Report every line of the material that contains the string "icon".

_SOURCE INFORMATION_.
--

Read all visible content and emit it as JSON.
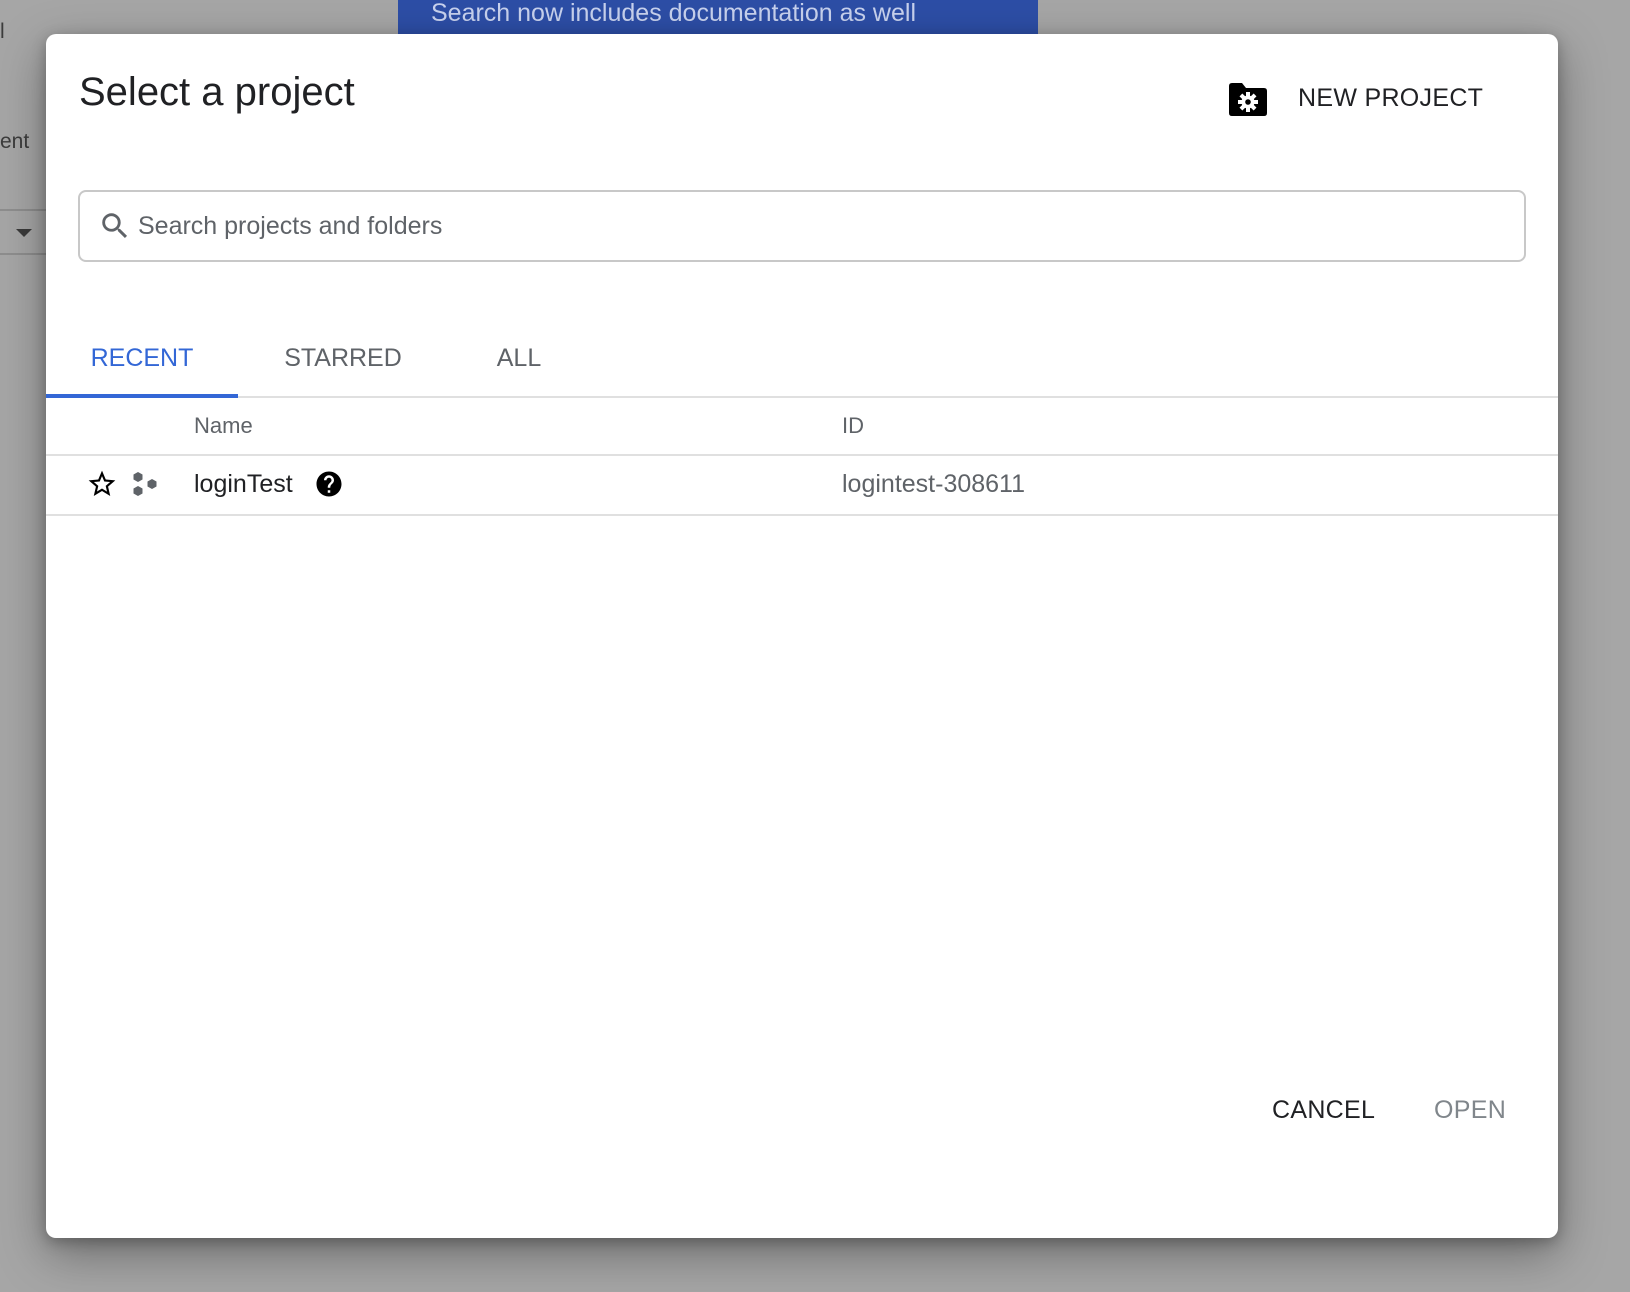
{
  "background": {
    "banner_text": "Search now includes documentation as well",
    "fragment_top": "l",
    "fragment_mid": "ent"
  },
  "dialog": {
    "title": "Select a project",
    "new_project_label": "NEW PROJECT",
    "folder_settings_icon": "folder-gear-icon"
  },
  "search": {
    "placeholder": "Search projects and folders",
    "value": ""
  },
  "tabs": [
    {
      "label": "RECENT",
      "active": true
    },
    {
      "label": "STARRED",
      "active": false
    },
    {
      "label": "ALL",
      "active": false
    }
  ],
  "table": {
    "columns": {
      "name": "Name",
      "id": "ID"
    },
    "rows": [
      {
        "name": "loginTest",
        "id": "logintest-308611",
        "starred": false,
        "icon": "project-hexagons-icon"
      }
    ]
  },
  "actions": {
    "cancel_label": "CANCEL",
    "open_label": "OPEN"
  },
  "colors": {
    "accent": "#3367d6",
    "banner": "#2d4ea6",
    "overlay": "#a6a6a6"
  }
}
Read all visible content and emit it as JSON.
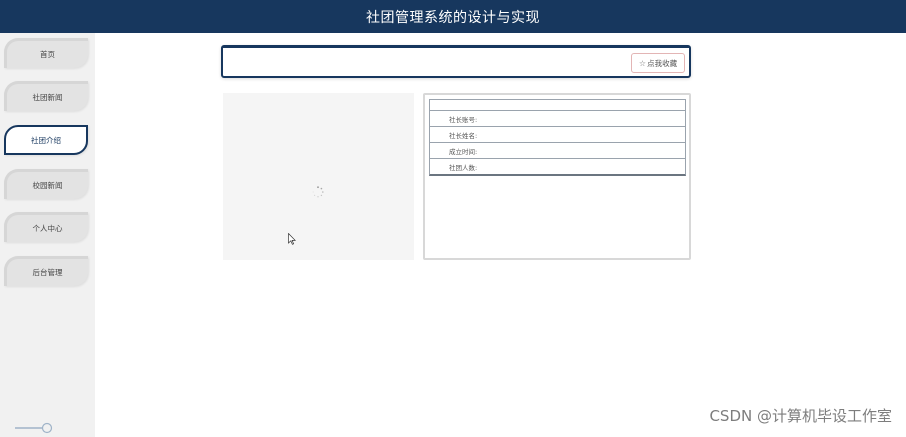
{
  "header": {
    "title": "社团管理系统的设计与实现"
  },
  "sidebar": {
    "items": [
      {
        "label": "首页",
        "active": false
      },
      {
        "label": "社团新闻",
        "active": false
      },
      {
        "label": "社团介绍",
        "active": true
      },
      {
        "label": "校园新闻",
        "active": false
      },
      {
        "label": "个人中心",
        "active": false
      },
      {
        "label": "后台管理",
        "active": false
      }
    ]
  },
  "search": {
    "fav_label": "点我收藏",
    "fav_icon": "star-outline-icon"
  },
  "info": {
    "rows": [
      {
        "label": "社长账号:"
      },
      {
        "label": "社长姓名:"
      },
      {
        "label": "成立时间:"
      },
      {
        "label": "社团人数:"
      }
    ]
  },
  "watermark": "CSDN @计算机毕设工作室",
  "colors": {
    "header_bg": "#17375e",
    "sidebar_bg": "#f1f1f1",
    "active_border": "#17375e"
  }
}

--

_TASK SOLUTION_.
    "folder_settings_icon": "folder-gear-icon"
        "icon": "project-hexagons-icon"
    "fav_icon": "star-outline-icon"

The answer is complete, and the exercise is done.